The total of benefits plus salary per year is $22,103.64. In a four-year term, salary and benefits total $88,414.56.
Councilmembers are not enrolled in calPERS, the state retirement program, but unused benefits can be rolled over into a 457 retirement fund.
Prior to the night’s discussion, councilmembers received more than 20 emails from residents on the issue; many with the sentence “Please allow us the opportunity to vote to reduce your pay in November.”
The emails were the result of online campaign by Kenney Hrabik, owner of the Dove Canyon Courtyard, who in an email, said the city council’s “pay and benefits have been hidden from RSM residents until now,” and that the benefits had cost the city about $1 million.
City Manager Steve Hayman said that it was about half that since the city incorporated on Jan. 1, 2000. Hayman, who is serving as the interim city manager while , said he took personal offense at some of the claims in the letter campaign and went to great lengths to explain council salary and where it could be found on the city's website.
Said Beall: "The letters that they (the people who emailed the city) have sent are just the fruit of that poisonous tree."
He also said that the process of compensation discussion has never been secret.
“It is scrutinized. It is openly discussed. It is posted prominently on our city’s website,” Beall said. “This information has never been hidden from the public as some have falsely told their neighbors."
Petrilla pointed out that he and Mayor Pro Tempore Steve Baric were not receiving benefits from the city. Beall asked Petrilla when he had stopped receiving those benefits.
"Three years before the end of my term," Petrilla said. "You can do the math."
According to city staff, Petrilla put in the paperwork on March 26 and will continue to receive benefits until April 1, about 15 months after taking office and at least three months short of three years before the end of his term.
Petrilla got somewhat testy in response and went on the offensive and asked if Beall thought it was right to “pad your pension, to pad your retirement with taxpayers dollars and if so why?”
Baric, who has not accepted benefits from the city since he took office, said that the council should “lead the way” in doing away with benefits for council members.

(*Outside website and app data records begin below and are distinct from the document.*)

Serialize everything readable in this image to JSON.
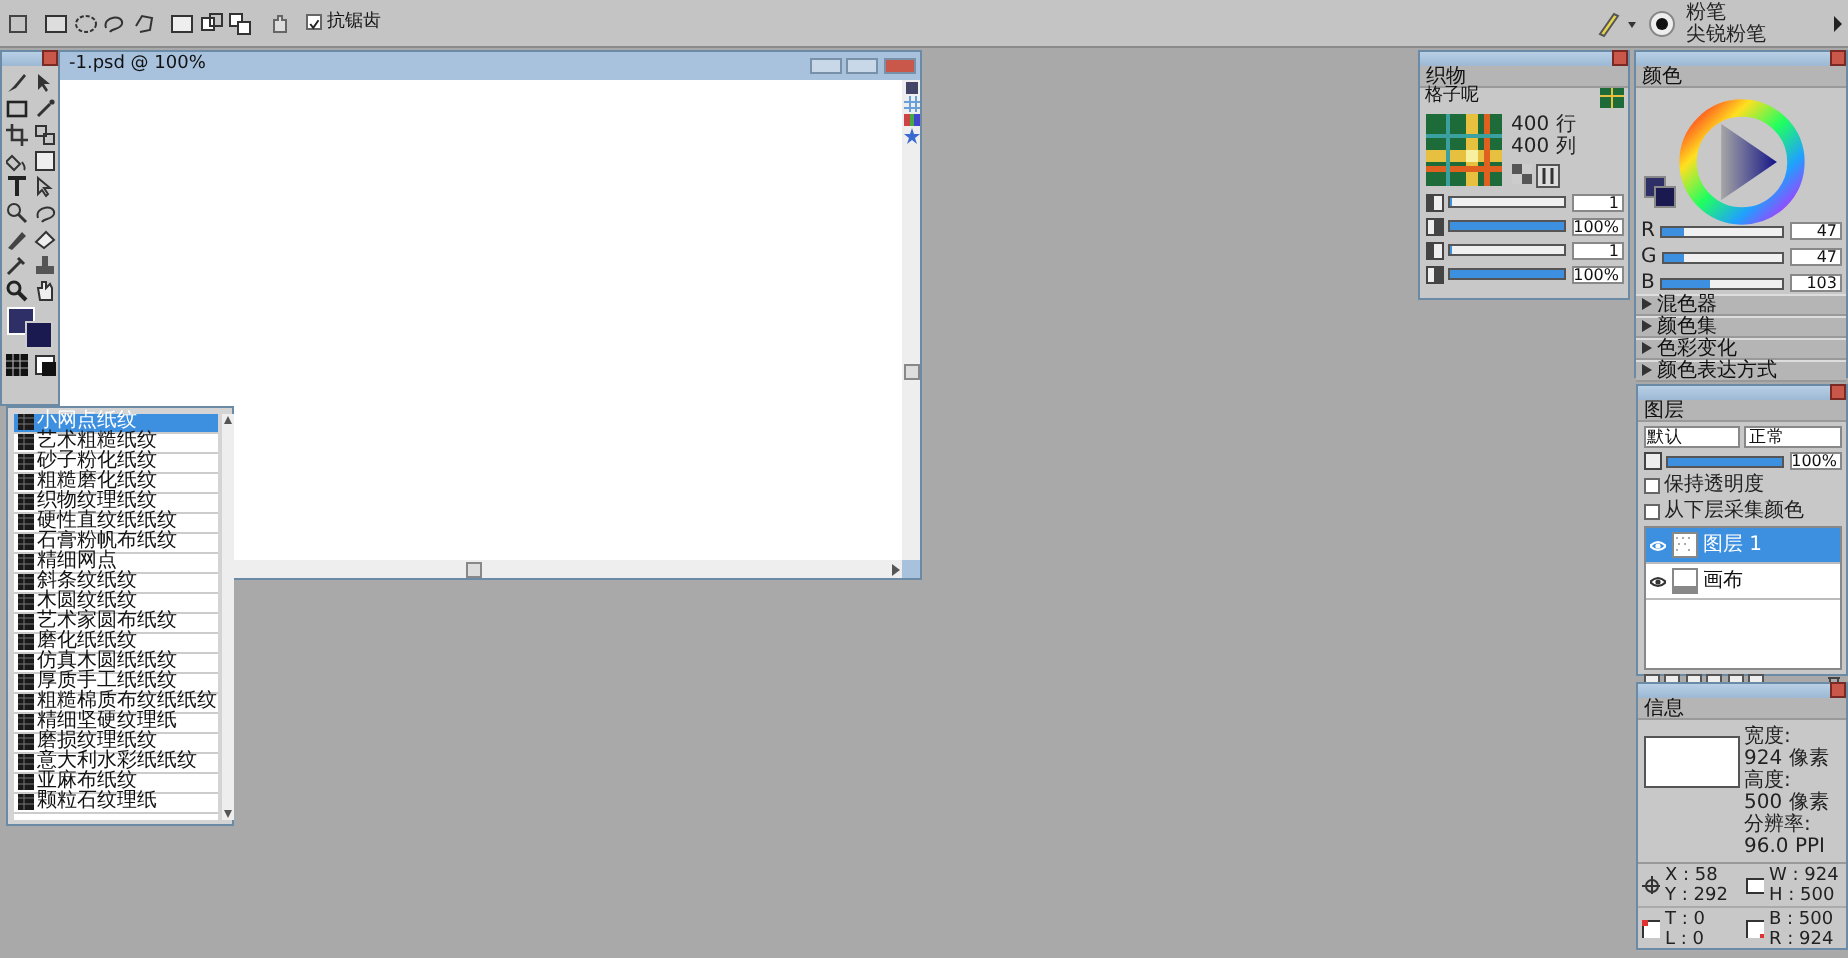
{
  "toolbar": {
    "antialias": {
      "label": "抗锯齿",
      "checked": true
    },
    "brush": {
      "category": "粉笔",
      "variant": "尖锐粉笔"
    }
  },
  "document": {
    "title": "-1.psd @ 100%"
  },
  "paper_list": {
    "items": [
      {
        "label": "小网点纸纹",
        "selected": true
      },
      {
        "label": "艺术粗糙纸纹",
        "selected": false
      },
      {
        "label": "砂子粉化纸纹",
        "selected": false
      },
      {
        "label": "粗糙磨化纸纹",
        "selected": false
      },
      {
        "label": "织物纹理纸纹",
        "selected": false
      },
      {
        "label": "硬性直纹纸纸纹",
        "selected": false
      },
      {
        "label": "石膏粉帆布纸纹",
        "selected": false
      },
      {
        "label": "精细网点",
        "selected": false
      },
      {
        "label": "斜条纹纸纹",
        "selected": false
      },
      {
        "label": "木圆纹纸纹",
        "selected": false
      },
      {
        "label": "艺术家圆布纸纹",
        "selected": false
      },
      {
        "label": "磨化纸纸纹",
        "selected": false
      },
      {
        "label": "仿真木圆纸纸纹",
        "selected": false
      },
      {
        "label": "厚质手工纸纸纹",
        "selected": false
      },
      {
        "label": "粗糙棉质布纹纸纸纹",
        "selected": false
      },
      {
        "label": "精细坚硬纹理纸",
        "selected": false
      },
      {
        "label": "磨损纹理纸纹",
        "selected": false
      },
      {
        "label": "意大利水彩纸纸纹",
        "selected": false
      },
      {
        "label": "亚麻布纸纹",
        "selected": false
      },
      {
        "label": "颗粒石纹理纸",
        "selected": false
      }
    ]
  },
  "weave_panel": {
    "title": "织物",
    "name": "格子呢",
    "rows": "400 行",
    "cols": "400 列",
    "sliders": [
      {
        "level": 0.02,
        "reading": "1"
      },
      {
        "level": 1,
        "reading": "100%"
      },
      {
        "level": 0.02,
        "reading": "1"
      },
      {
        "level": 1,
        "reading": "100%"
      }
    ]
  },
  "color_panel": {
    "title": "颜色",
    "channels": [
      {
        "name": "R",
        "level": 0.18,
        "reading": "47"
      },
      {
        "name": "G",
        "level": 0.18,
        "reading": "47"
      },
      {
        "name": "B",
        "level": 0.4,
        "reading": "103"
      }
    ],
    "sections": [
      "混色器",
      "颜色集",
      "色彩变化",
      "颜色表达方式"
    ]
  },
  "layers_panel": {
    "title": "图层",
    "composite_method": "默认",
    "composite_depth": "正常",
    "opacity": {
      "level": 1,
      "reading": "100%"
    },
    "options": [
      {
        "label": "保持透明度",
        "checked": false
      },
      {
        "label": "从下层采集颜色",
        "checked": false
      }
    ],
    "layers": [
      {
        "name": "图层 1",
        "kind": "layer",
        "selected": true
      },
      {
        "name": "画布",
        "kind": "canvas",
        "selected": false
      }
    ]
  },
  "info_panel": {
    "title": "信息",
    "width_label": "宽度:",
    "width": "924 像素",
    "height_label": "高度:",
    "height": "500 像素",
    "resolution_label": "分辨率:",
    "resolution": "96.0 PPI",
    "cells": [
      {
        "kind": "position",
        "lines": [
          "X : 58",
          "Y : 292"
        ]
      },
      {
        "kind": "size",
        "lines": [
          "W : 924",
          "H : 500"
        ]
      },
      {
        "kind": "topleft",
        "lines": [
          "T : 0",
          "L : 0"
        ]
      },
      {
        "kind": "bottomright",
        "lines": [
          "B : 500",
          "R : 924"
        ]
      }
    ]
  }
}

“This issue is not personal,” Baric said. “This is about principle."
However, Baric added, “No one up here is getting rich.”

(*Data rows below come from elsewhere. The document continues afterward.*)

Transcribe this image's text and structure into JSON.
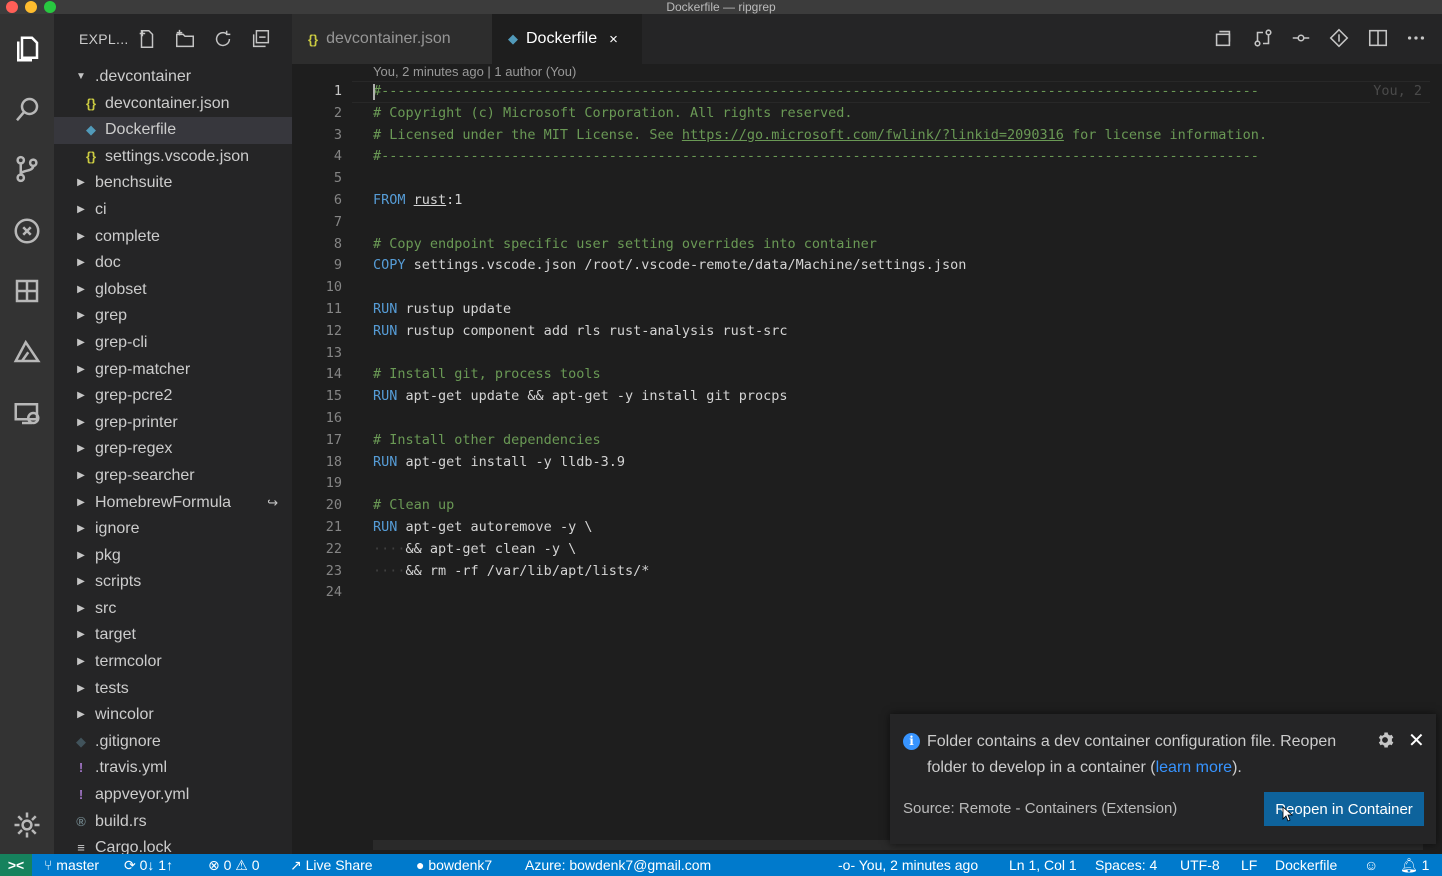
{
  "window": {
    "title": "Dockerfile — ripgrep"
  },
  "colors": {
    "accent": "#007acc",
    "remote": "#16825d",
    "button": "#0e639c",
    "link": "#3794ff",
    "comment": "#6a9955",
    "keyword": "#569cd6"
  },
  "activity_bar": [
    "files-icon",
    "search-icon",
    "source-control-icon",
    "debug-icon",
    "extensions-icon",
    "azure-icon",
    "remote-explorer-icon",
    "settings-gear-icon"
  ],
  "sidebar": {
    "title": "EXPL...",
    "items": [
      {
        "label": ".devcontainer",
        "type": "folder-open",
        "level": 0
      },
      {
        "label": "devcontainer.json",
        "type": "json",
        "level": 1
      },
      {
        "label": "Dockerfile",
        "type": "docker",
        "level": 1,
        "selected": true
      },
      {
        "label": "settings.vscode.json",
        "type": "json",
        "level": 1
      },
      {
        "label": "benchsuite",
        "type": "folder"
      },
      {
        "label": "ci",
        "type": "folder"
      },
      {
        "label": "complete",
        "type": "folder"
      },
      {
        "label": "doc",
        "type": "folder"
      },
      {
        "label": "globset",
        "type": "folder"
      },
      {
        "label": "grep",
        "type": "folder"
      },
      {
        "label": "grep-cli",
        "type": "folder"
      },
      {
        "label": "grep-matcher",
        "type": "folder"
      },
      {
        "label": "grep-pcre2",
        "type": "folder"
      },
      {
        "label": "grep-printer",
        "type": "folder"
      },
      {
        "label": "grep-regex",
        "type": "folder"
      },
      {
        "label": "grep-searcher",
        "type": "folder"
      },
      {
        "label": "HomebrewFormula",
        "type": "folder",
        "symlink": true
      },
      {
        "label": "ignore",
        "type": "folder"
      },
      {
        "label": "pkg",
        "type": "folder"
      },
      {
        "label": "scripts",
        "type": "folder"
      },
      {
        "label": "src",
        "type": "folder"
      },
      {
        "label": "target",
        "type": "folder"
      },
      {
        "label": "termcolor",
        "type": "folder"
      },
      {
        "label": "tests",
        "type": "folder"
      },
      {
        "label": "wincolor",
        "type": "folder"
      },
      {
        "label": ".gitignore",
        "type": "git"
      },
      {
        "label": ".travis.yml",
        "type": "yml"
      },
      {
        "label": "appveyor.yml",
        "type": "yml"
      },
      {
        "label": "build.rs",
        "type": "rust"
      },
      {
        "label": "Cargo.lock",
        "type": "lock"
      }
    ]
  },
  "tabs": [
    {
      "label": "devcontainer.json",
      "active": false
    },
    {
      "label": "Dockerfile",
      "active": true,
      "close": "×"
    }
  ],
  "editor": {
    "blame_header": "You, 2 minutes ago | 1 author (You)",
    "inline_blame": "You, 2",
    "lines": [
      [
        [
          "c",
          "#------------------------------------------------------------------------------------------------------------"
        ]
      ],
      [
        [
          "c",
          "# Copyright (c) Microsoft Corporation. All rights reserved."
        ]
      ],
      [
        [
          "c",
          "# Licensed under the MIT License. See "
        ],
        [
          "l",
          "https://go.microsoft.com/fwlink/?linkid=2090316"
        ],
        [
          "c",
          " for license information."
        ]
      ],
      [
        [
          "c",
          "#------------------------------------------------------------------------------------------------------------"
        ]
      ],
      [],
      [
        [
          "k",
          "FROM "
        ],
        [
          "u",
          "rust"
        ],
        [
          "p",
          ":1"
        ]
      ],
      [],
      [
        [
          "c",
          "# Copy endpoint specific user setting overrides into container"
        ]
      ],
      [
        [
          "k",
          "COPY "
        ],
        [
          "p",
          "settings.vscode.json /root/.vscode-remote/data/Machine/settings.json"
        ]
      ],
      [],
      [
        [
          "k",
          "RUN "
        ],
        [
          "p",
          "rustup update"
        ]
      ],
      [
        [
          "k",
          "RUN "
        ],
        [
          "p",
          "rustup component add rls rust-analysis rust-src"
        ]
      ],
      [],
      [
        [
          "c",
          "# Install git, process tools"
        ]
      ],
      [
        [
          "k",
          "RUN "
        ],
        [
          "p",
          "apt-get update && apt-get -y install git procps"
        ]
      ],
      [],
      [
        [
          "c",
          "# Install other dependencies"
        ]
      ],
      [
        [
          "k",
          "RUN "
        ],
        [
          "p",
          "apt-get install -y lldb-3.9"
        ]
      ],
      [],
      [
        [
          "c",
          "# Clean up"
        ]
      ],
      [
        [
          "k",
          "RUN "
        ],
        [
          "p",
          "apt-get autoremove -y \\"
        ]
      ],
      [
        [
          "w",
          "····"
        ],
        [
          "p",
          "&& apt-get clean -y \\"
        ]
      ],
      [
        [
          "w",
          "····"
        ],
        [
          "p",
          "&& rm -rf /var/lib/apt/lists/*"
        ]
      ],
      []
    ]
  },
  "notification": {
    "message_before": "Folder contains a dev container configuration file. Reopen folder to develop in a container (",
    "link": "learn more",
    "message_after": ").",
    "source": "Source: Remote - Containers (Extension)",
    "button": "Reopen in Container",
    "info_glyph": "i",
    "close_glyph": "✕"
  },
  "statusbar": {
    "remote": "><",
    "branch": "master",
    "sync": "0↓ 1↑",
    "errors": "0",
    "warnings": "0",
    "live_share": "Live Share",
    "github": "bowdenk7",
    "azure": "Azure: bowdenk7@gmail.com",
    "blame": "You, 2 minutes ago",
    "cursor": "Ln 1, Col 1",
    "spaces": "Spaces: 4",
    "encoding": "UTF-8",
    "eol": "LF",
    "language": "Dockerfile",
    "notifications": "1"
  }
}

After Petrilla made a motion to remove councilmember benefits by creating an ordinance similar to the one enacted by the city of Orange, councilwoman Carol Gamble made a substitute motion that the item be discussed no later than August following the completion of the city’s proposed survey of the residents' opinions.
“I will take no action on this item,” Gamble said. “I will take action on this item when I hear back from the people that I work for.”
During public comments on the item, two people spoke in favor of cutting benefits and one spoke against.
Beall, Gamble and Jerry Holloway voted in favor of the substitute motion. Baric and Petrilla voted against.
Petrilla, who brought the issue forward, declined to talk with Patch after the vote.
• During public comments, Rancho Santa Margarita resident Chris McLaughlin asked for an update on the Orange County District Attorney’s investigation into the officer .
McLaughlin asked questions including how many shots were fired and the name of the officer in involved.
“Some of that information might well be disclosed quite soon,” said Lt. Brian Schmutz, chief of police services for the Orange County Sheriff’s Department.
Schmutz said that the investigation could take months.
“We will release as soon as we possibly can,” Schmutz said of the information flow that is controlled by the D.A.'s office.
Beall said he appreciated McLaughlin’s comments and that he wanted residents to know that the city council is not privy to the information either.
“It’s not as though we're waiting for the green light so we can tell you,” Beall said. “We don‘t know that information either."
• As part of the city’s student recognition program, officials honored Mission Hills Christian School students Faith Fong and Colin Eastman and Serra Catholic School students Aiden Brotman and Christeen Kerolos.
• The council also recognized Girl Scouts of Orange County troop Rancho Trabuco 2 to celebrate the 100th Anniversary of the girl scouts.
The troop also led the council in the Pledge of Allegiance.